It wasn't just the freeways that were put underground. Boston had an extensive network of "elevated" rapid transit lines, which had been built (100 years ago) on steel structures over main radial streets (and which completely blight such streets). Several US cities went for this at the time. Manhattan cleared them out in the 1950s (they remain in other New York boroughs, along with several other US cities), but Boston has got rid of most of them underground as part of this project.
Hmmm, check your timeline. The last of the old elevated sections of line, the Orange Line's Washington Street El, was torn down in 1987. It wasn't part of the Big Dig, though some stations on the Orange Line were renovated as part of the project.
The MBTA green line used to be elevated between Haymarket and Science Park (where it crosses the Charles). As part of the Big Dig, it was put underground.
Crossing the Lechmere Viaduct, a long archeed structure, takes the line southward, across the Charles River Dam, and past the Museum of Science. Science Park is at the end of the viaduct as the Green Line enters elevated trackage. The Science Park Station is two platforms on either side of the two tracks.1972 photo of the Viaduct, looking toward the famous Boston Garden (home of the Boston Celtics (NBA) and Boston Bruins (NHL))2000 photo of North Stationdemolition of the viaduct to Science Park... the TD Garden, the replacement arena for the old Garden, is visible in the background
The elevated section takes the line over the city streets in the area of North Station, and is the last "EL" operated by the MBTA. The line takes a sharp turn east, to the North Station stop. Passengers can transfer to the Orange Line or commuter rail from this station. It is also the site of the old Boston Garden, now demolished. This entire area has seen some major changes recently as the Green Line is being moved to an underground tunnel from Haymarket to Science Park. This station was one of the more unique on the Green Line as it featured both an elevated station, and also a surface level platform on the street. Trains that would terminate at North Station would use the surface station, trains continuing on toward Lechmere use the upper level. Continuing, the Green Line turns sharply back to the south and descends an incline into the subway at Haymarket Portal. Now the track alignment got a little complicated. At the mouth of the portal is where the North Station surface tracks diverged from the elevated. The surface line heading north, stays at ground level, surrounded by the two inclines to the elevated portion. The surface line tucked underneath the elevated structure, and traveled a very short distance to the surface level North Station stop. This was once a turnback loop, but was trimmed back to a stub end track. This surface stop was closed in 1997 as part of the Green Line relocation project. The old inclines and Haymarket portals have been removed. The Green Line now uses a temporary incline to reach the elevated trackage, using a new portal constructed in the area once used by the old Orange Line El. This incline is on a lower level, of a double deck structure. The upper level is a temporary highway off ramp. The tracks swing west and connect to the old elevated structure.

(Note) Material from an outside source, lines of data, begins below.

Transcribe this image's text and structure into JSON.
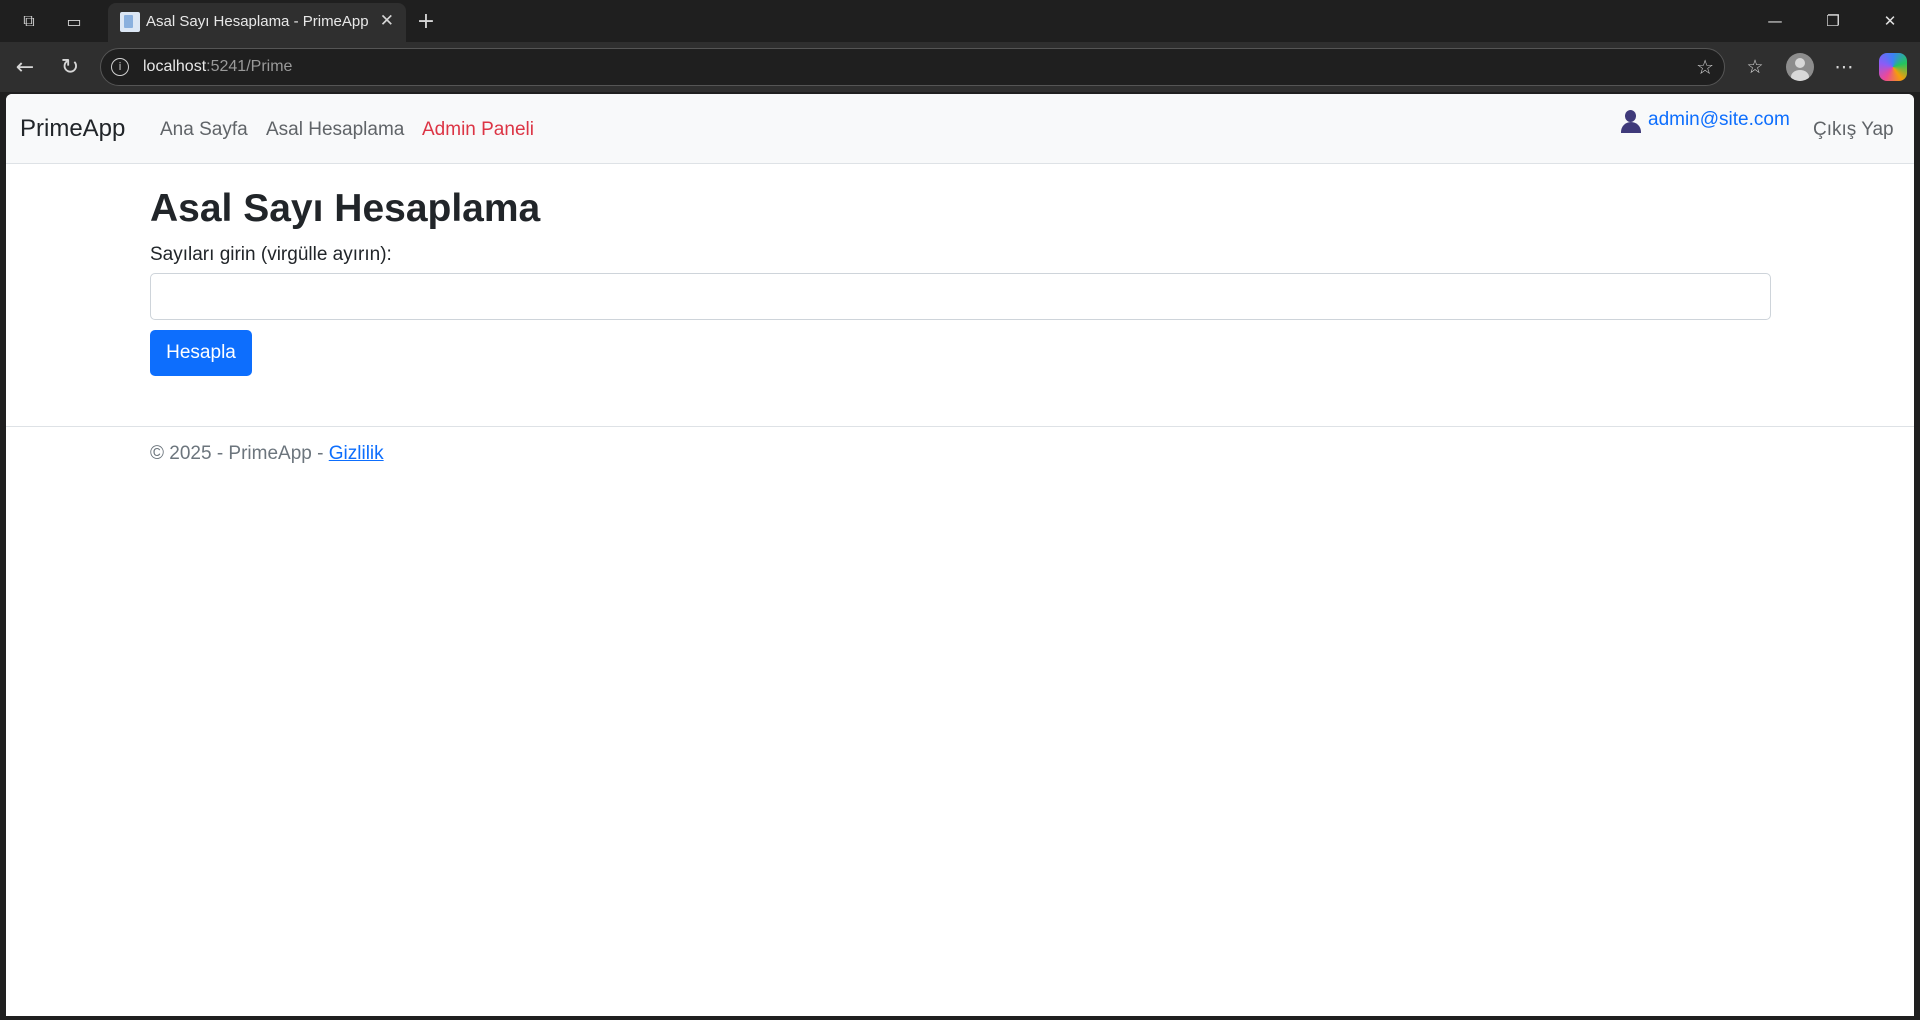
{
  "browser": {
    "tab_title": "Asal Sayı Hesaplama - PrimeApp",
    "url_host": "localhost",
    "url_rest": ":5241/Prime"
  },
  "navbar": {
    "brand": "PrimeApp",
    "links": [
      {
        "label": "Ana Sayfa"
      },
      {
        "label": "Asal Hesaplama"
      },
      {
        "label": "Admin Paneli",
        "color": "#dc3545"
      }
    ],
    "user_email": "admin@site.com",
    "logout": "Çıkış Yap"
  },
  "main": {
    "title": "Asal Sayı Hesaplama",
    "input_label": "Sayıları girin (virgülle ayırın):",
    "input_value": "",
    "button_label": "Hesapla",
    "button_color": "#0d6efd"
  },
  "footer": {
    "text": "© 2025 - PrimeApp - ",
    "link": "Gizlilik"
  },
  "icons": [
    "workspaces-icon",
    "tab-actions-icon",
    "close-icon",
    "new-tab-icon",
    "minimize-icon",
    "restore-icon",
    "back-icon",
    "reload-icon",
    "info-icon",
    "star-icon",
    "favorites-icon",
    "profile-icon",
    "more-icon",
    "copilot-icon",
    "user-icon"
  ]
}
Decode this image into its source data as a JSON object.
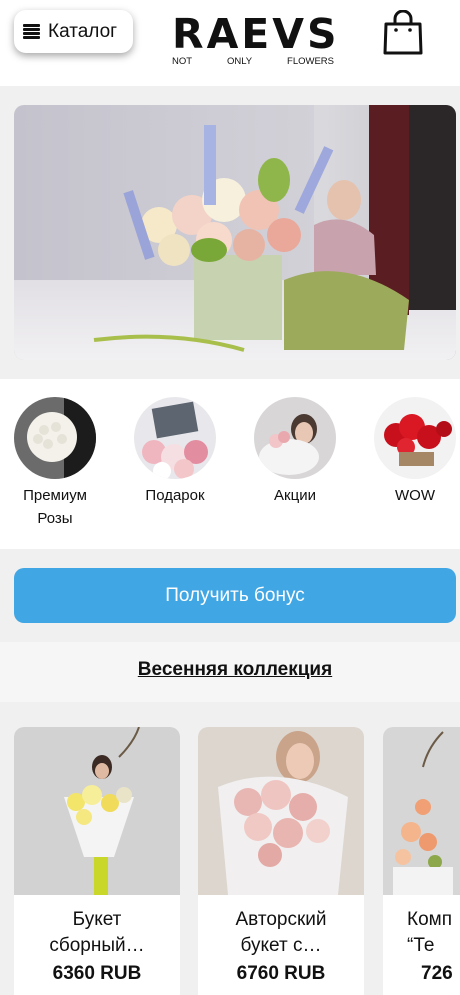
{
  "header": {
    "catalog_label": "Каталог",
    "logo_word": "RAEVS",
    "logo_tagline": [
      "NOT",
      "ONLY",
      "FLOWERS"
    ]
  },
  "categories": [
    {
      "label_line1": "Премиум",
      "label_line2": "Розы"
    },
    {
      "label_line1": "Подарок",
      "label_line2": ""
    },
    {
      "label_line1": "Акции",
      "label_line2": ""
    },
    {
      "label_line1": "WOW",
      "label_line2": ""
    }
  ],
  "bonus": {
    "label": "Получить бонус",
    "color": "#40a6e4"
  },
  "section": {
    "title": "Весенняя коллекция"
  },
  "products": [
    {
      "name_line1": "Букет",
      "name_line2": "сборный…",
      "price": "6360 RUB"
    },
    {
      "name_line1": "Авторский",
      "name_line2": "букет с…",
      "price": "6760 RUB"
    },
    {
      "name_line1": "Комп",
      "name_line2": "“Те",
      "price": "726"
    }
  ]
}
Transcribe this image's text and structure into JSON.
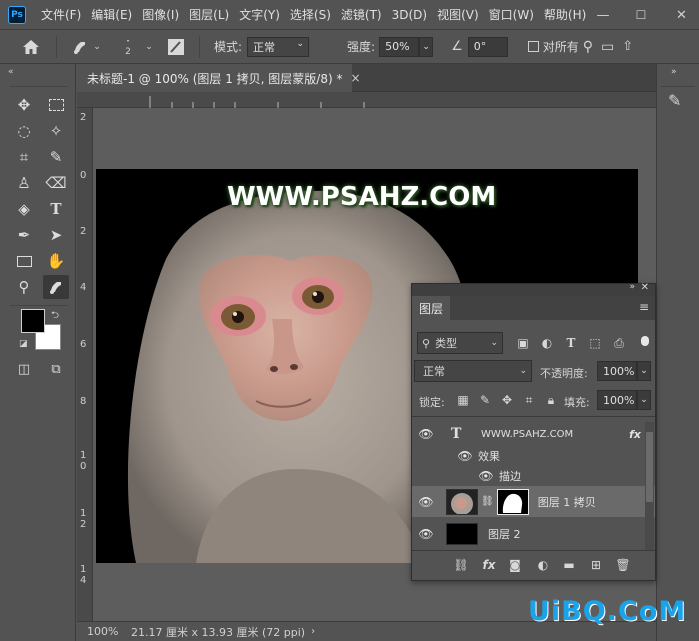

More changes are in store for this area as the Green Line relocation project and Central Artery "Big Dig" highway project move ahead. The relocation project will move the Green Line into a subway as well as the highway. It will spell the end of service on the elevated structure around North Station. It is planned that the new Green Line subway will run beneath North Station, exiting out of a new portal to take the line to the Lechmere Viaduct. The new North Station stop will be a "superstation", featuring shared inbound platforms for Green Line and Orange Line trains.
The current subway portals were once shared with the Orange Line elevated to Charlestown. When the Green Line relocation is completed, the Haymarket Portals will be closed permanently.
- also being demolished is the old ramp to I-93's Charles River crossing, one of the major bottlenecks in Boston traffic.
Some pre-Big Dig videos:1996: northern entrance to the Dewey Square Tunnel1988
(video is from a Saturday or Sunday afternoon)